There is no denying that some law firms view alternative legal services providers such as Factor as competitors, particularly for corporate legal work.
But over the past year, Factor has demonstrated that it can have highly productive partnerships with law firms, as it did in a unique partnership with Allen & Overy to provide LIBOR remediation, and then did again in a partnership with Akin Gump to manage transactions for a renewable energy fund, a partnership that reportedly resulted in cost reductions of 60%.
Now, building on these experiences, Factor is launching a productized, tech-enabled Legal Transaction Optimization service specifically for law firms. The service will provide transaction management, due diligence and documentation support to deal teams.
The value proposition for law firms is that the service enables them to meet clients’ demands for lowering the cost of their services, while also freeing the firm’s legal professionals to focus on higher-value aspects of deals.
“By transferring the transaction management work to a more tech-enabled, cost-competitive platform, law firms win more deals, boost margins and direct their associates to premium work,” says Factor, which spun off in 2019 from alternative legal services provider Axiom.
Specific services Factor will offer firms include:
- Transaction management. Checklist maintenance, signatures, centralized coordination, document routing, and closing set assembly.
- Due diligence. Maintaining the due diligence questionnaire and the review of underlying documents.
- Documentation. Ancillary agreements, templated contracts (e.g. under a fund umbrella developed by the law firm), side documents, consents, assignments, novations, and others.

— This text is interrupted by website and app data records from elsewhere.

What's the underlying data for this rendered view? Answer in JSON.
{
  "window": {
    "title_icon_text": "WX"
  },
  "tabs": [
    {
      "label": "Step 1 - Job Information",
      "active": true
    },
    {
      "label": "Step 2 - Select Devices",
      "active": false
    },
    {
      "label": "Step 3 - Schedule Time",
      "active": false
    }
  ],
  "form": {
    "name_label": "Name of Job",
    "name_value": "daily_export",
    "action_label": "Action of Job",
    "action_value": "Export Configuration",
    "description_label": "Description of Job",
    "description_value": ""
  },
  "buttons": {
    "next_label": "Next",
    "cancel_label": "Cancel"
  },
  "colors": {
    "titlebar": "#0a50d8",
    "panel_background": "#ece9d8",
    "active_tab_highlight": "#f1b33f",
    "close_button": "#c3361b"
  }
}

Ed Sohn, head of solutions at Factor, told me during an interview Friday that in transactional practice, much of the high-volume work is still being done by first- and second-year associates. While the work is important to the deal, it is not strategic advisory work, and clients do not way to pay firms’ hourly rates to get it done.
“We think that we figured something out to relieve some of that pressure, to be a little bit of a relief valve on cost-efficiency. And we also think that we have something in our capabilities that is really custom made for this.”
Sohn believes this new product could become the blueprint for how transactions are done in years ahead. He drew an analogy to the early days of e-discovery, when many firms resisted farming out document review to managed services companies such as Pangea3, where Sohn was formerly an executive. But as firms came to see the value of third-party managed review, they went from being adverse to the concept to embracing it.
“Today, if you had a law firm put 1,000 hours of document review on their bill, I think they’d be in trouble,” Sohn said. “That’s now become the new norm, right. … Our service here is doing something similar in the transactional world.”
Perhaps a foreshadowing of today’s product launch came in March, when Factor announced that Andrew Ballheimer, who recently retired as global managing partner at Allen & Overy, had joined its board of directors. The move was seen by some as symbolizing a bridge between traditional law practice and new forms of legal services delivery.
“Clients will continue to ask outside counsel to deliver better value. It is, therefore, the right strategic move for law firms to find ways to incorporate more cost efficiency, without cutting rates,” Ballheimer said in a statement provided by Factor. “This offering is the missing factor to complete that formula, and I believe it’s an important milestone in the evolution of the legal services market.”
Sohn said he sees this product as appropriate for virtually any types or scale of transactions, except perhaps the most high-end deals.
He envisions the typical model to involve a series of small deals that have downstream impact, such as frequent real estate transactions or project finance transactions, that are individually not gigantic, but that have downstream impact on how they are securitized or where they get turned into a derivative or utility or sale leaseback.
“That’s where we would be able to really help the law firm run very leanly and still have access to all the capability that they need to accomplish those deals.”
“This is really more about law firms,” Sohn said, “and helping them crack the profitability problem that they’re facing, and really bring best-in-breed capabilities to them, and also free up their associates to be doing the high-level work they should be doing.”